I think as white people we have a choice: we can sort of sit in our privileged position and not think about it very much, and stay comfortable, or we can start to understand that our privilege comes at a cost to [African Americans] …. Once we take on the idea that our privilege is coming at a cost to other people, it becomes unacceptable to continue on the same path if we really believe what Baha’u’llah came here for – a world transformed to a society built on principles of love, unity, and justice.
Baha’is believe that humanity will one day build that society based on love, unity, and justice. The Baha’i teachings don’t view world peace as an unattainable ideal, but as an inevitable outcome in the future of humanity – as long as we work together for it. Shoghi Effendi, the Guardian of the Baha’i Faith, outlined the necessary steps to bring about this unity in diversity, and said that the first step requires taking the initiative:
Let neither think that they can wait confidently for the solution of this problem until the initiative has been taken, and the favorable circumstances created, by agencies that stand outside the orbit of their Faith. Let neither think that anything short of genuine love, extreme patience, true humility, consummate tact, sound initiative, mature wisdom, and deliberate, persistent, and prayerful effort, can succeed in blotting out the stain which this patent evil has left on the fair name of their common country. Let them rather believe, and be firmly convinced, that on their mutual understanding, their amity, and sustained cooperation, must depend, more than on any other force or organization operating outside the circle of their Faith, the deflection of that dangerous course so greatly feared by Abdu’l-Baha, and the materialization of the hopes He cherished for their joint contribution to the fulfillment of that country’s glorious destiny. – Shoghi Effendi, The Advent of Divine Justice, pp. 40-41.
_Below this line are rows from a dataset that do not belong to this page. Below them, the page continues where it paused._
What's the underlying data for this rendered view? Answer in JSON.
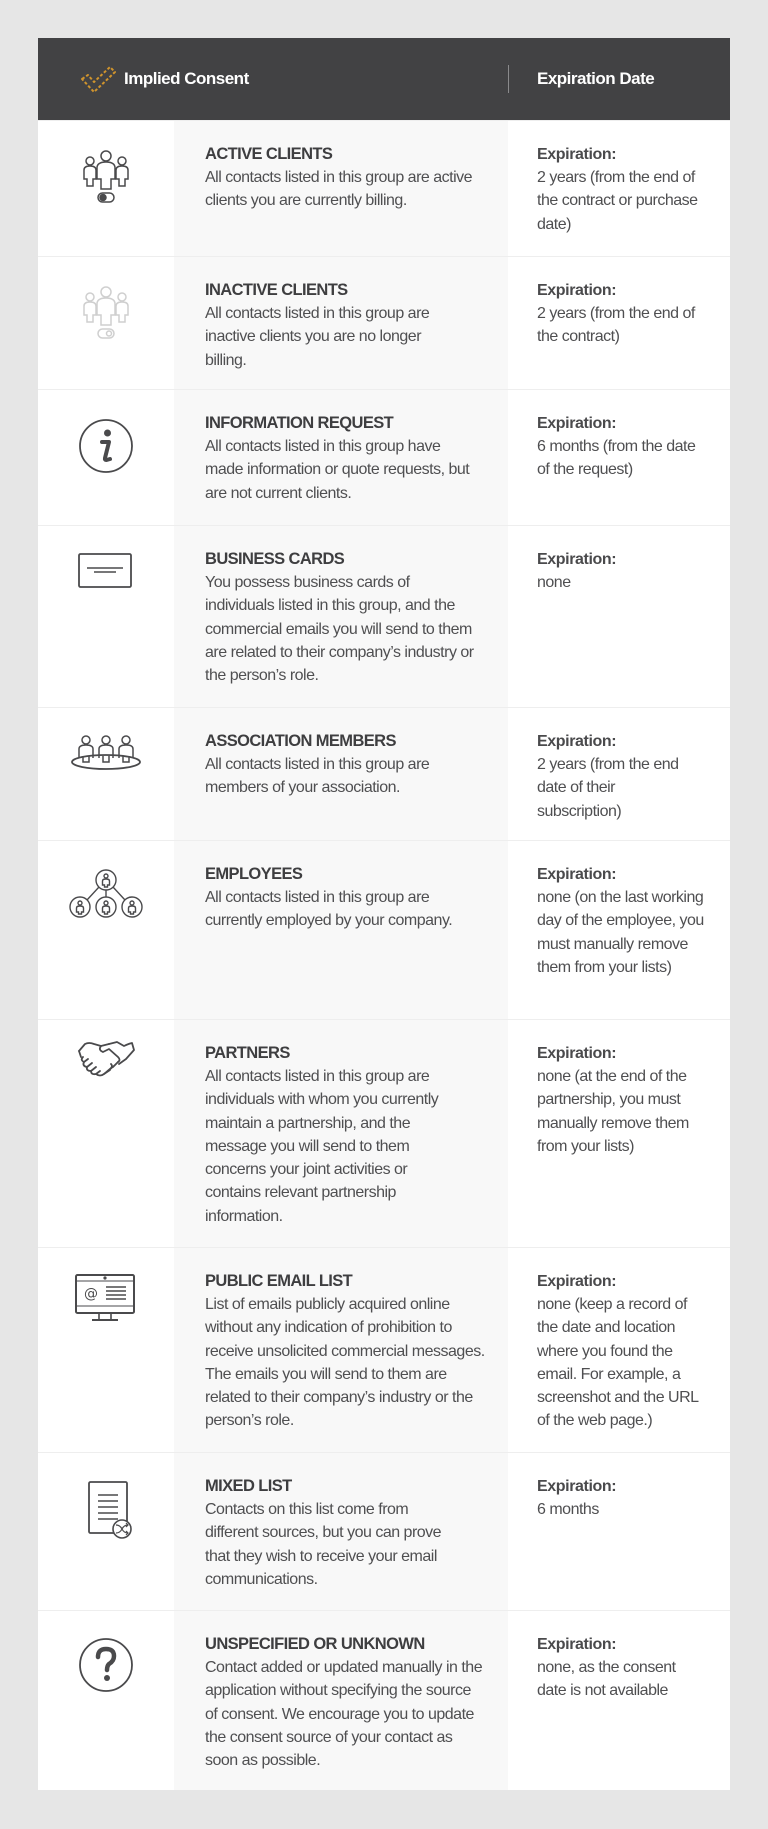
{
  "header": {
    "title": "Implied Consent",
    "expiration_heading": "Expiration Date",
    "icon": "dashed-checkmark-icon",
    "accent_color": "#d0942d",
    "background_color": "#424244"
  },
  "expiration_label": "Expiration:",
  "rows": [
    {
      "icon": "active-clients-icon",
      "title": "ACTIVE CLIENTS",
      "description": "All contacts listed in this group are active clients you are currently billing.",
      "expiration": "2 years (from the end of the contract or purchase date)"
    },
    {
      "icon": "inactive-clients-icon",
      "title": "INACTIVE CLIENTS",
      "description": "All contacts listed in this group are inactive clients you are no longer billing.",
      "expiration": "2 years (from the end of the contract)"
    },
    {
      "icon": "info-icon",
      "title": "INFORMATION REQUEST",
      "description": "All contacts listed in this group have made information or quote requests, but are not current clients.",
      "expiration": "6 months (from the date of the request)"
    },
    {
      "icon": "business-card-icon",
      "title": "BUSINESS CARDS",
      "description": "You possess business cards of individuals listed in this group, and the commercial emails you will send to them are related to their company’s industry or the person’s role.",
      "expiration": "none"
    },
    {
      "icon": "association-icon",
      "title": "ASSOCIATION MEMBERS",
      "description": "All contacts listed in this group are members of your association.",
      "expiration": "2 years (from the end date of their subscription)"
    },
    {
      "icon": "org-chart-icon",
      "title": "EMPLOYEES",
      "description": "All contacts listed in this group are currently employed by your company.",
      "expiration": "none (on the last working day of the employee, you must manually remove them from your lists)"
    },
    {
      "icon": "handshake-icon",
      "title": "PARTNERS",
      "description": "All contacts listed in this group are individuals with whom you currently maintain a partnership, and the message you will send to them concerns your joint activities or contains relevant partnership information.",
      "expiration": "none (at the end of the partnership, you must manually remove them from your lists)"
    },
    {
      "icon": "monitor-email-icon",
      "title": "PUBLIC EMAIL LIST",
      "description": "List of emails publicly acquired online without any indication of prohibition to receive unsolicited commercial messages. The emails you will send to them are related to their company’s industry or the person’s role.",
      "expiration": "none (keep a record of the date and location where you found the email. For example, a screenshot and the URL of the web page.)"
    },
    {
      "icon": "document-shuffle-icon",
      "title": "MIXED LIST",
      "description": "Contacts on this list come from different sources, but you can prove that they wish to receive your email communications.",
      "expiration": "6 months"
    },
    {
      "icon": "question-icon",
      "title": "UNSPECIFIED OR UNKNOWN",
      "description": "Contact added or updated manually in the application without specifying the source of consent. We encourage you to update the consent source of your contact as soon as possible.",
      "expiration": "none, as the consent date is not available"
    }
  ]
}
Susan shared that she turns to this quote for guidance often:
I think for white people, [we need to make] the choice to learn the truth about race and learn the truth about the systemic oppression in the society in which we live to begin to uncover the layers of privilege [and] really understand the painful experiences that our [African American] friends go through every day. We have to be willing to walk into the discomfort, we have to be willing to be humbled, we have to be willing to learn to exercise extreme patience, we have to learn to overcome our tendency towards a patronizing attitude – all the things the Guardian [Shoghi Effendi] spoke of. I don’t think that I could learn those things without those very close friendships with [people of African descent] because it’s one thing to kind of sit in a bubble and … see each other at meetings …, but that doesn’t necessarily break through the barriers that really separate us – the barriers of what it means to live as a white person in this country and what it means to live as a person of color in this country. So, I think for me, without the close friendships and the trust and willingness of my friends to teach me and share with me and walking very closely with them through difficult times, I would not have started to learn what I needed to learn.
Now, I am not advocating for white people to seek out people of color and essentially use those people only to educate themselves about racism and white privilege – but I encourage everyone to look within themselves and ask: “Does my social circle reflect the diversity I believe in? If it doesn’t, why not?” “Are my friendship choices contributing to the integration or segregation of this country?” “Are my friendships helping me grow, or making it easier for me to stay the same?” Most importantly: “Are my friendships characterized by an extreme love and affection that transcend all differences?”
As the Baha’i writings say:
… ye must close the doors of difference and open the gates of affection, love and friendship. Ye must pulsate as one heart, and throb as one spirit. You must be like the waves, though they are innumerable they constitute the all-encircling sea. – Abdu’l-Baha, Star of the West, Volume 1, p. 7.
Susan expressed how grateful she feels for having such loving, enriching friendships with women of color:
Sometimes, I wonder how I ended up with the blessing of these extremely close friendships and that’s not for me to say, but I’m so grateful that my friends have the kindness, the willingness to trust, the open heartedness to share themselves, to share their lives with me, to welcome me to their home, to be in my home, to open our hearts together, to pray together, to share together, I just have a very profound and deep sense of gratitude.